That movie has always annoyed me too. It's the first of the interminableI answer: First, I wouldn't teach at such a school, if they exist. Second, if I did, I wouldn't engage in sneaky acts intended to undermine authority. I'd use due process to try to change the place, and if they wouldn't change, I'd quit. If something were criminal, I'd take appropriate action. As for the father, was he supposed to be psychotic? I can't remember the details enough. Maybe neurotic would be a better word. At any rate, overbearing fathers have been a problem for a long time. I should know. I am one. Or at least my kids tell me so.
and successful "Robin Williams vs. the Strawmen" franchise.
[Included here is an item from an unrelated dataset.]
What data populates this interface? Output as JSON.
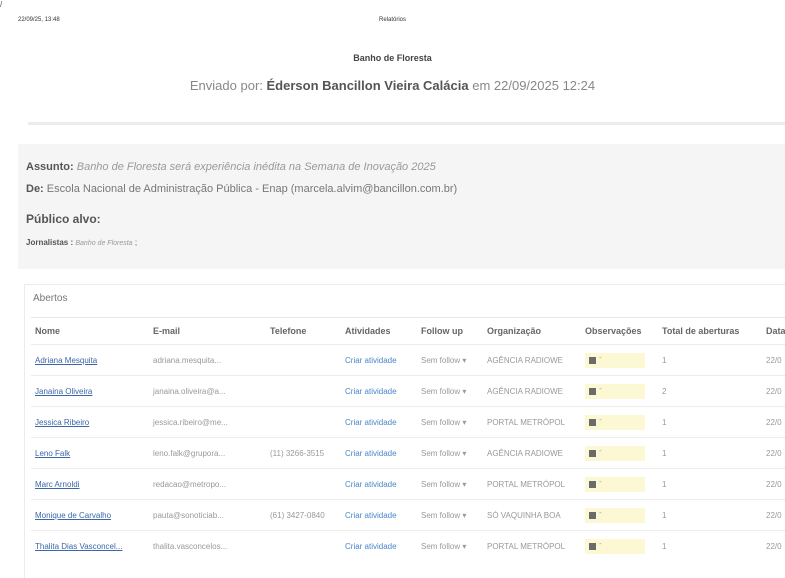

Quick question, though: If you're a teacher at a school that teaches children not to think for themselves, and you have a student with a psychotic and overbearing father, what is the ethical course in that sort of situation?
The solution is not to undermine the authority of the father in the eyes of the son. You know, there are sometimes when the life of someone else and the direction it takes is beyond our legitimate control and under the control of someone else who is making decisions we wouldn't make. We've got to live with it, as long as it is within the reasonable bounds of law and morality. No 16 year old under the authority of his parents has the right to play Puck in Midsummer's Nights Dream. Sure, we can try to influence that direction by communicating with the authority, but sabotage is not the answer.